** Problem details **
Search the entries below for the line containing "Transcribe this image's"; from there to the end, return every line exactly and add nothing.

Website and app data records
>>

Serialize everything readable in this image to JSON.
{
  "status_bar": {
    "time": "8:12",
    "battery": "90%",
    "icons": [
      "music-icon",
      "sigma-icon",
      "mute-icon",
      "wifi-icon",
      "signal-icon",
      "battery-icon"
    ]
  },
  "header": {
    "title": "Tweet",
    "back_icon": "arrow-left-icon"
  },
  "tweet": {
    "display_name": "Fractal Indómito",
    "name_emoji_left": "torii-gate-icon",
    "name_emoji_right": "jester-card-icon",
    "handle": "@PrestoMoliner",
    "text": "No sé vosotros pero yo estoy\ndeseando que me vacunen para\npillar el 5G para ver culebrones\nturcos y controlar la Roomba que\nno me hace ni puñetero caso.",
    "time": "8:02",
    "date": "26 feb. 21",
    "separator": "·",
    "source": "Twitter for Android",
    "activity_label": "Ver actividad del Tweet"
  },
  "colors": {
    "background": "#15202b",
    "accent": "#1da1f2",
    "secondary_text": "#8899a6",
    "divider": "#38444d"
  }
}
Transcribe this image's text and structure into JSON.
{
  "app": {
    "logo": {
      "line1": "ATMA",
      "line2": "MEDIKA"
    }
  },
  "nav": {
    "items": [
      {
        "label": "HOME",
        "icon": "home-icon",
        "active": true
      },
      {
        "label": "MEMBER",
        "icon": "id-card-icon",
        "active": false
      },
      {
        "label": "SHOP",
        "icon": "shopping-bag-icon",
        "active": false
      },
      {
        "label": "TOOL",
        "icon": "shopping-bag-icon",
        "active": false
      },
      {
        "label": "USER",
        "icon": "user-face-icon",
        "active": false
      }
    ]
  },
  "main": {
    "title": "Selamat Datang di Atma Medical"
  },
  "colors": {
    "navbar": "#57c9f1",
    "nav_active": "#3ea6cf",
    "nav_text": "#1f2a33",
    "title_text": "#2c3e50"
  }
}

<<

** Solution for this task **
Transcribe this image's text and structure into JSON.
{
  "app": {
    "logo": {
      "line1": "ATMA",
      "line2": "MEDIKA"
    }
  },
  "nav": {
    "items": [
      {
        "label": "HOME",
        "icon": "home-icon",
        "active": true
      },
      {
        "label": "MEMBER",
        "icon": "id-card-icon",
        "active": false
      },
      {
        "label": "SHOP",
        "icon": "shopping-bag-icon",
        "active": false
      },
      {
        "label": "TOOL",
        "icon": "shopping-bag-icon",
        "active": false
      },
      {
        "label": "USER",
        "icon": "user-face-icon",
        "active": false
      }
    ]
  },
  "main": {
    "title": "Selamat Datang di Atma Medical"
  },
  "colors": {
    "navbar": "#57c9f1",
    "nav_active": "#3ea6cf",
    "nav_text": "#1f2a33",
    "title_text": "#2c3e50"
  }
}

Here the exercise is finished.